(Excerpts from an interface dataset)
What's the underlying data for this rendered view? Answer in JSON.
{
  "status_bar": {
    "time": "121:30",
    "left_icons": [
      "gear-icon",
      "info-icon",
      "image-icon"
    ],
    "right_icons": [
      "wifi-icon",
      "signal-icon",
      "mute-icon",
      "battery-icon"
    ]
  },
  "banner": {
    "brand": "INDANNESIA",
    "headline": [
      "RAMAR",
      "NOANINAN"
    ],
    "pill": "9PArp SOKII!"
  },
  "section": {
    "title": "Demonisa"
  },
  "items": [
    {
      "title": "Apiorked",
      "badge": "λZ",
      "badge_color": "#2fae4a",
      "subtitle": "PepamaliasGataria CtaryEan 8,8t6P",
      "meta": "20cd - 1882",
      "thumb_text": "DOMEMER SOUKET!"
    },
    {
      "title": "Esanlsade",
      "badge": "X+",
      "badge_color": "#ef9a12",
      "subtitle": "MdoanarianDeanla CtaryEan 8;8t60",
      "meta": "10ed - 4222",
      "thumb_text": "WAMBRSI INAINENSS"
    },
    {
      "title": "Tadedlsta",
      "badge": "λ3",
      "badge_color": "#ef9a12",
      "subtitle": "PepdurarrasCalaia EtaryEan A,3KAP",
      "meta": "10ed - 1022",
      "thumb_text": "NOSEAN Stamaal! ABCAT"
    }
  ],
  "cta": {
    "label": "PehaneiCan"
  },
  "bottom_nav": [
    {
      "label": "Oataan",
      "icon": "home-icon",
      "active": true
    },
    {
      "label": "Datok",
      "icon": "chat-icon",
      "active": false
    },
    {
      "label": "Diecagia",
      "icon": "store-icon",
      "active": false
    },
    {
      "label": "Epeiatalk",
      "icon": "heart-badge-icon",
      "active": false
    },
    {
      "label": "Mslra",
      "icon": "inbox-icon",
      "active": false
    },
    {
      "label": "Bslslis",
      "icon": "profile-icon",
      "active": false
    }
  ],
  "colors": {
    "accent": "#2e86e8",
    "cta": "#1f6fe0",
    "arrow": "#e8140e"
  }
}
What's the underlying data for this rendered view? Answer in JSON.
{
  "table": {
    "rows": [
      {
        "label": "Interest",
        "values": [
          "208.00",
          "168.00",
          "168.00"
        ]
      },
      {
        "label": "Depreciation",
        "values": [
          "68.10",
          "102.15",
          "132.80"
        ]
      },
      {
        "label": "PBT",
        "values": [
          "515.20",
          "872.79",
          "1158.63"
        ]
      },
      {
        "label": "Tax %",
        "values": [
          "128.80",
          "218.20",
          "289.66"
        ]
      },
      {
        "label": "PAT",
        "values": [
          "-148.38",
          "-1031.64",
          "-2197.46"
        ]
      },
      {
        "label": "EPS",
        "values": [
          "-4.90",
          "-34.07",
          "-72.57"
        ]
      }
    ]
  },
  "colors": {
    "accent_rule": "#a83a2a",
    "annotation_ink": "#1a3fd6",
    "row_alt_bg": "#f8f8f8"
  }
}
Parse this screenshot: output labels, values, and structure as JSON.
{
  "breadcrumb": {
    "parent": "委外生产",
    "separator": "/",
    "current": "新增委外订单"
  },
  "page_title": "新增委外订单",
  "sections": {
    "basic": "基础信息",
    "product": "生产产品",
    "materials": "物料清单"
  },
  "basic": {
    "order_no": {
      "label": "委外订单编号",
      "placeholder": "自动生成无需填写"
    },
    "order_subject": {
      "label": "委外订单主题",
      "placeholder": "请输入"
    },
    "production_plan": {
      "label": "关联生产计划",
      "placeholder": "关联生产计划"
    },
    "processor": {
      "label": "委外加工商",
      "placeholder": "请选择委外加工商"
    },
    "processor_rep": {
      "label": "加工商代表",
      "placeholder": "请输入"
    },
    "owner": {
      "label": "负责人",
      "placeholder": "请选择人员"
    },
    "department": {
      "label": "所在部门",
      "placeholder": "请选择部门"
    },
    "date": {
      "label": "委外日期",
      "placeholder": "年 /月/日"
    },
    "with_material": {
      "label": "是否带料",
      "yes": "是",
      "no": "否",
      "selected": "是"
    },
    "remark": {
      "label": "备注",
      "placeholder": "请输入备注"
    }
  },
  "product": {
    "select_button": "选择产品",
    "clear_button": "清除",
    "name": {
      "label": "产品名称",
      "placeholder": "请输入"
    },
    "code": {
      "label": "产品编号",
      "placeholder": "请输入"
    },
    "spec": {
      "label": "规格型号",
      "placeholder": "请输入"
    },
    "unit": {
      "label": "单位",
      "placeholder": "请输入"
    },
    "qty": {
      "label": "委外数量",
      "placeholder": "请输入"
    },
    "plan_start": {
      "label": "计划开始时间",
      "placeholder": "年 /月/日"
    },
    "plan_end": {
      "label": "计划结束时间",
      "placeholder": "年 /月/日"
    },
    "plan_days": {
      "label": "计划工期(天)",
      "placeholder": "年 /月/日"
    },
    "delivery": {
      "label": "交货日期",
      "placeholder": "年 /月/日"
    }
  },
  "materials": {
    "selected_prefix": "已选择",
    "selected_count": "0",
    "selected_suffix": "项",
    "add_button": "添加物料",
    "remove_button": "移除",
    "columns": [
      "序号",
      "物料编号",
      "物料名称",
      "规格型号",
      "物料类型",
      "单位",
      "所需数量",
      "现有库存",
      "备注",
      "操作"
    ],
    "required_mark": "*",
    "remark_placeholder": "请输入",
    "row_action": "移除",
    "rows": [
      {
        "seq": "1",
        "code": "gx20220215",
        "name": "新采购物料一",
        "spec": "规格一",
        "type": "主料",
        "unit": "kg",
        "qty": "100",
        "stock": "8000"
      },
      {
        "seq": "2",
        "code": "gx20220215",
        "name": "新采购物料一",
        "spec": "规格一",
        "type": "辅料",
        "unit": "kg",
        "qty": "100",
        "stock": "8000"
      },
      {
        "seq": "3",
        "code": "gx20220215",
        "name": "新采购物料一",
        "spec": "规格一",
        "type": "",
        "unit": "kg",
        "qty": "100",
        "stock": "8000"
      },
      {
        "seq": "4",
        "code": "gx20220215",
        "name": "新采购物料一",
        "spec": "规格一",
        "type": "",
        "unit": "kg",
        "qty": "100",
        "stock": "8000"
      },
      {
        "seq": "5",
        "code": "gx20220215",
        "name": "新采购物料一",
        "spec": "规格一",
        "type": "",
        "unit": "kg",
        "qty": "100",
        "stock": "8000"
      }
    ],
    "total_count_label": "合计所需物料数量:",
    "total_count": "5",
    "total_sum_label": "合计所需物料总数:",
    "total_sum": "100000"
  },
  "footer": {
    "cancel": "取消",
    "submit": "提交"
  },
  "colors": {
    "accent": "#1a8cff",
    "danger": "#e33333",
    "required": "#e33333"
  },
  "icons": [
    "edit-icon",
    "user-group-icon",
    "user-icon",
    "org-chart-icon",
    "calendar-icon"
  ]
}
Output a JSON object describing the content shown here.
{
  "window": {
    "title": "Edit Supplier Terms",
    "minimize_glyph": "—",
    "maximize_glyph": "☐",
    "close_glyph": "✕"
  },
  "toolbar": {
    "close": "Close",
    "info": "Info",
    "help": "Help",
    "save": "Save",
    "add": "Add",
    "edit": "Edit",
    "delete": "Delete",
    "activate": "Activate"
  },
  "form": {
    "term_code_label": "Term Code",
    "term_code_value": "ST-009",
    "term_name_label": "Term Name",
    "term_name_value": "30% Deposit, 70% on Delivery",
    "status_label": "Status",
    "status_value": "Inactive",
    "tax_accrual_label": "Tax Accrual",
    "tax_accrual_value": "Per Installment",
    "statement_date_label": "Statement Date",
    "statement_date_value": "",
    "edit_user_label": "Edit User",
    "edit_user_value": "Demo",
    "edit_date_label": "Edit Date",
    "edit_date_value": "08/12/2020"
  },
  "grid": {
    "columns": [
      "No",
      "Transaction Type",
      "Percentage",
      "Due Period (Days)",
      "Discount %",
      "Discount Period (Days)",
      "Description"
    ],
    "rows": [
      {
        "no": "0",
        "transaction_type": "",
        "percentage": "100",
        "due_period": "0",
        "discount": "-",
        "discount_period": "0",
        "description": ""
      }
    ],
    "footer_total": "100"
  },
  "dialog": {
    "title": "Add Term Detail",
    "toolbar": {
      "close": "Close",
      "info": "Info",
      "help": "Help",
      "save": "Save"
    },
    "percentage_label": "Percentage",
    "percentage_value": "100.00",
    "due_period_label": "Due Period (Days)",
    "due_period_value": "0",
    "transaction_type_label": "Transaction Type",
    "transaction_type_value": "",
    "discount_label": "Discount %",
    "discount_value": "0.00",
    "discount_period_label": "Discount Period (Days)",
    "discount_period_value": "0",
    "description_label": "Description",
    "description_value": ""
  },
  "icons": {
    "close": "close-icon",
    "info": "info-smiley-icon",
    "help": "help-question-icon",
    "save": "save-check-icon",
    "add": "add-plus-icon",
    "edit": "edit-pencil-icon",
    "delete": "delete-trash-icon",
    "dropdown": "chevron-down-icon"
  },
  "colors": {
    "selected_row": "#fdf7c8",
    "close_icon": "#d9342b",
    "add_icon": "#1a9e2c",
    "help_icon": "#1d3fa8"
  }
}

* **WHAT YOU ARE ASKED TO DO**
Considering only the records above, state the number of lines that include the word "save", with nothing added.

* **RESULT**
3